SYCAMORE — Sycamore village officials will meet with representatives from Wheeling and Lake Erie Railway next week to discuss the possibility of adding gates at the railroad crossing on Ohio 67.
“The whole topic is about the (lack of) crossing gates,” Sycamore Village Administrator Chuck Clark said during Tuesday night’s council meeting. “They are going to give us some information about what they’re going to do and what (the village’s) part in that is. … It stems from the fatality that they had down there. They did do a crossing gate on County Road 35.”
Shelly Cleveland, who lived in Republic, died July 24 when her car was hit by a train at the crossing. She was 41.
The meeting will be held at 10:30 a.m. Sept. 7 in council chambers.
Also Tuesday, Mayor Matt Boucher announced the village will be hiring a new part-time police officer to replace Zach Stumpf, who resigned Aug. 7 after five months on the job.
The village’s finance committee decided in a meeting last Wednesday to recommend to council to hire an officer, but council never discussed or voted on the issue during Tuesday night’s meeting. After adjourning the meeting, Boucher was asked if council members should have taken a vote and he replied, “We should have mentioned that before we adjourned … but yeah, we are hiring.”
Village officials also announced the Sycamore Fire Department has formed a committee to look into the possibility of forming a fire district with McCutchenville and surrounding townships.
“We are forming a committee so we can just get information,” Councilman Anthony Flood explained. “It’s just an information-getting committee.”
Councilwoman Darcy Zimmerman volunteered to serve on the committee, with Councilman Ralph Decker as an alternate.
In other business, Decker reported on an investigation into alleged speeding drivers on South Sycamore and North Kilbourne streets recently conducted by himself, council President Vicki Weininger and Sycamore Police Chief Richard Blankenship. After receiving several complaints from village residents about speeding traffic on both streets, village officials used a radar gun to track how fast cars were going.
“Richard went down in Old Town (on North Kilbourne Street) and sat with one of the two residents that were here (at a previous council meeting),” Decker said. “He let them look at a car coming down the road and asked them, ‘How fast do you think they’re coming?’ and they told him and he shot them with the laser and he showed them how far off they were.”
Village officials found that traffic most often was not traveling as fast as the residents thought.
“It definitely showed their perception is not what you think it might be,” Blankenship said. “… I can’t say that it’s not happening, but there were several speeds that (the residents) guessed that were not correct.”
Blankenship tracked speeds on Kilbourne Street last week, while Weininger and Decker did the same on Kilbourne and Sycamore streets prior to Tuesday night’s council meeting.
“We clocked 21 vehicles — pickup trucks, vans, cars, semis — and we had an average of 29.9 miles an hour,” Decker said. “Thirty-five (mph) is the speed limit (on South Sycamore Street). We had one car that was doing 43 miles an hour.

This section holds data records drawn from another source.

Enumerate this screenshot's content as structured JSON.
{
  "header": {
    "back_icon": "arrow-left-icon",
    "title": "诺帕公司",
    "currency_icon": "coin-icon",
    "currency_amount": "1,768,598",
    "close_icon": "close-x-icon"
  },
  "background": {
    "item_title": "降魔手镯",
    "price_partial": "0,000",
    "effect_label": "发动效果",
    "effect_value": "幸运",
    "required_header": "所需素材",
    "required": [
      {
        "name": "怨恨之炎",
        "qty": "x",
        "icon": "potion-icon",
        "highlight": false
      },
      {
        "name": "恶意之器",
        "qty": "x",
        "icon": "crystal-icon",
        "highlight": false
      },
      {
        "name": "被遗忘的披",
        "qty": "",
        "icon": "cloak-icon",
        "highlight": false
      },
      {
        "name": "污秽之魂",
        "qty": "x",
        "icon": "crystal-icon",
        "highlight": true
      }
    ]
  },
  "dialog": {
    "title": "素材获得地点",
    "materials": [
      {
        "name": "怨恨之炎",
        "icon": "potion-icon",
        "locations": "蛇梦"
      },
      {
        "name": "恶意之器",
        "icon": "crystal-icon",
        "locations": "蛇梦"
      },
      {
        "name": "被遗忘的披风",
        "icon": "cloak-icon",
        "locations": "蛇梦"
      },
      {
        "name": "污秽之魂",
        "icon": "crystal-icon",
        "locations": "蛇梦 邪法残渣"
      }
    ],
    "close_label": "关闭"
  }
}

“We did 28 (vehicles) in Old Town and they ended up averaging 42.5 miles an hour and the speed limit down there is 45 (mph),” Decker added. “We had one semi that was going 51 and we had a car that was going 55.”
The next council meeting will be held at 7:30 p.m. Sept. 11.
The village’s water committee will meet at 3 p.m. Tuesday.
By CHANDA NEELY